‘Nothing was going to stop this child’
In some ways, Sean Ballard appears to be a typical high school student as he hangs up the phone, closes his Facebook page on his laptop and reaches for a deck of cards.
But the AFNORTH High School senior is anything but typical. Ballard, 18, has spent a good deal of the last two years in and out of hospitals undergoing a series of surgeries to correct a severely curved spine.
When Ballard receives his diploma from the Department of Defense Education Activity school in the Netherlands this month, he’ll have aced much of his course work after studying in a hospital room. Often, an AFNORTH teacher was at his bedside after school hours, helping him prepare for advanced placement tests and other requirements.
The school serves U.S. and NATO students and is located in Brunssum, Netherlands.
“The nature of our work calls for flexibility and the ability to care for students beyond their immediate academic needs,” said Tom Bohler, who teaches street law and contemporary issues.
When Ballard’s parents told him he may have to delay his entry into Penn State University next fall, he had a one-word answer: “No.”
“Nothing was going to stop this child,” said AFNORTH guidance counselor Doug DeBacker. “He’s got more strength than brigades of soldiers.”
Last month, Ballard was again at Germany’s University Hospital Aachen preparing to undergo the seventh surgery on his spine in the past two years.
“There’s not much point in agonizing over it,” Ballard said the day before the surgery, adding that he was more concerned about keeping up with his schoolwork. He plans to study aerospace engineering at Penn State.
“Sean has never once said ‘why me?’ ” his mother, Tracy Ballard said. “I have.”
When Ballard was in seventh grade, he was diagnosed with Scheuermann’s juvenile kyphosis, a disease that can cause the spine to curve abnormally forward, resulting in a severe hunchback.
Ballard initially was treated with physical therapy, he said, because sometimes the condition doesn’t progress.
“Mine turned out to progress further than they thought,” he said.
The summer before his junior year, doctors informed Ballard that the curve in his spine had become so pronounced that he needed to have surgery or it would worsen, eventually encroaching on his lungs.
“He would have more trouble standing up and sitting down,” said AFNORTH junior Trudy Koelstra. “You could tell something was wrong, but he never complained.”
Ballard had several more surgeries; first to implant rods and screws in his spine, then to remove them after he developed a severe infection.
“I tell Sean ‘as bad as this is, you see someone with a shaved head in the hospital,’ ” said his father, Chris Ballard, an Air Force lieutenant colonel, indicating that the person was worse off than his son. “We always try to keep it in perspective,”
Ballard has been just as successful at outside pursuits as he has been at academics.
He served as co-captain of the Orcas International Swim Team.

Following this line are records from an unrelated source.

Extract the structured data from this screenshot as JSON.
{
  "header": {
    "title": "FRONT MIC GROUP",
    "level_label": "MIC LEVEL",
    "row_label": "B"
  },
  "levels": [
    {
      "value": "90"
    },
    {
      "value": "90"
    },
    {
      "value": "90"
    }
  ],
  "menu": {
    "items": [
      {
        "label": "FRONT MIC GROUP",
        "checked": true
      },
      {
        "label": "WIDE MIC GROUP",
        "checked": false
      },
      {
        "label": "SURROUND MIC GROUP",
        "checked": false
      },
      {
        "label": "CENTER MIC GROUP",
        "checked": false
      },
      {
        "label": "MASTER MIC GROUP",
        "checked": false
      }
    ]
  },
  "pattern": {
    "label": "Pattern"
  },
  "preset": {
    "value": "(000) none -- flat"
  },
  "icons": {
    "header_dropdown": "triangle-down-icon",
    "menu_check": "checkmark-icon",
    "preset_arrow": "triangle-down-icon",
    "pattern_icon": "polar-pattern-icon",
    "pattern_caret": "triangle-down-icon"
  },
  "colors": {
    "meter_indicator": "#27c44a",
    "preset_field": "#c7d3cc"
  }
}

When he wasn’t swimming, he was poolside, cheering on his teammates.
He played fluegelhorn with the Showband Antonious, a Dutch marching band and he played trumpet for AFNORTH’s concert band, earning a spot on the All-Europe Honor Band for the past three years.
The Veterans of Foreign Wars Department of Europe named Ballard Scout of the Year, and the American Legion Department of France elected him Eagle Scout of the Year.
“We made a conscious decision not to pull him out of everything and just do schoolwork,” his father said.
Ballard’s friends say his nonchalant attitude about his struggles have helped him retain a sense of normalcy.
AFNORTH senior Kristen Yasenchak said joking with Ballard about his condition helped to keep things lighthearted.
“I would walk by him in the hall and say, ‘geez Sean, when are you getting your back fixed?’ ” Yasenchak said.
Ballard said if he were able to stand up straight, he’d be 6 feet 3 inches tall. Before his last surgery he measured 5 feet 8 inches.
During the mid-May surgery, he underwent a two-stage spinal reconstruction in which doctors implanted titanium rods along his spine. Three days after the surgery, Ballard was up on his feet.
“The nurses were surprised,” Ballard said. “They put this walker thing in my room. I didn’t touch it.”
Ballard, who returned to school 10 days after his latest surgery, said he gained 2 inches in height — now standing 5 feet 10 inches tall.
“It was a shocker for my mom, because I can see clearly over her head now,” he said.
Ballard will attend his June 18 graduation ceremony. Plus, he plans to go to Penn State early in order to audition for the marching band.
“I think it’s going to be liberating,” Ballard said. “Everything’s culminating at once, high school and this ordeal. It’s all going to be over at once.”